THE INPUT =>
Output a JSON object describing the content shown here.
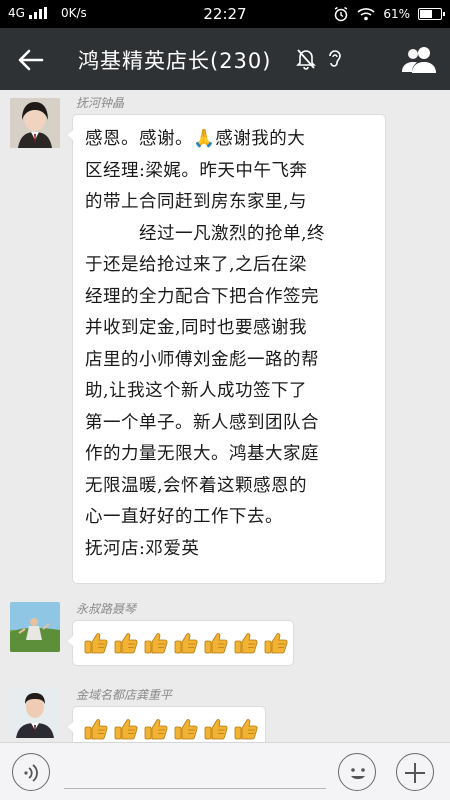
{
  "status_bar": {
    "network": "4G",
    "speed": "0K/s",
    "time": "22:27",
    "battery": "61%",
    "battery_level": 0.61
  },
  "header": {
    "title": "鸿基精英店长(230)",
    "icons": [
      "back-arrow-icon",
      "mute-bell-icon",
      "earpiece-icon",
      "group-members-icon"
    ]
  },
  "messages": [
    {
      "sender": "抚河钟晶",
      "lines": [
        "感恩。感谢。🙏感谢我的大",
        "区经理:梁娓。昨天中午飞奔",
        "的带上合同赶到房东家里,与",
        "　　　经过一凡激烈的抢单,终",
        "于还是给抢过来了,之后在梁",
        "经理的全力配合下把合作签完",
        "并收到定金,同时也要感谢我",
        "店里的小师傅刘金彪一路的帮",
        "助,让我这个新人成功签下了",
        "第一个单子。新人感到团队合",
        "作的力量无限大。鸿基大家庭",
        "无限温暖,会怀着这颗感恩的",
        "心一直好好的工作下去。",
        "抚河店:邓爱英"
      ]
    },
    {
      "sender": "永叔路聂琴",
      "emoji": "thumbs-up-icon",
      "count": 7
    },
    {
      "sender": "金域名都店龚重平",
      "emoji": "thumbs-up-icon",
      "count": 6
    }
  ],
  "input_bar": {
    "value": "",
    "icons": [
      "voice-icon",
      "emoji-icon",
      "plus-icon"
    ]
  },
  "colors": {
    "header_bg": "#2f3235",
    "chat_bg": "#ebebeb",
    "bubble_bg": "#ffffff",
    "thumb": "#f2b233"
  }
}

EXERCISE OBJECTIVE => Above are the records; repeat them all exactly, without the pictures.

TASK RESPONSE =>
Output a JSON object describing the content shown here.
{
  "status_bar": {
    "network": "4G",
    "speed": "0K/s",
    "time": "22:27",
    "battery": "61%",
    "battery_level": 0.61
  },
  "header": {
    "title": "鸿基精英店长(230)",
    "icons": [
      "back-arrow-icon",
      "mute-bell-icon",
      "earpiece-icon",
      "group-members-icon"
    ]
  },
  "messages": [
    {
      "sender": "抚河钟晶",
      "lines": [
        "感恩。感谢。🙏感谢我的大",
        "区经理:梁娓。昨天中午飞奔",
        "的带上合同赶到房东家里,与",
        "　　　经过一凡激烈的抢单,终",
        "于还是给抢过来了,之后在梁",
        "经理的全力配合下把合作签完",
        "并收到定金,同时也要感谢我",
        "店里的小师傅刘金彪一路的帮",
        "助,让我这个新人成功签下了",
        "第一个单子。新人感到团队合",
        "作的力量无限大。鸿基大家庭",
        "无限温暖,会怀着这颗感恩的",
        "心一直好好的工作下去。",
        "抚河店:邓爱英"
      ]
    },
    {
      "sender": "永叔路聂琴",
      "emoji": "thumbs-up-icon",
      "count": 7
    },
    {
      "sender": "金域名都店龚重平",
      "emoji": "thumbs-up-icon",
      "count": 6
    }
  ],
  "input_bar": {
    "value": "",
    "icons": [
      "voice-icon",
      "emoji-icon",
      "plus-icon"
    ]
  },
  "colors": {
    "header_bg": "#2f3235",
    "chat_bg": "#ebebeb",
    "bubble_bg": "#ffffff",
    "thumb": "#f2b233"
  }
}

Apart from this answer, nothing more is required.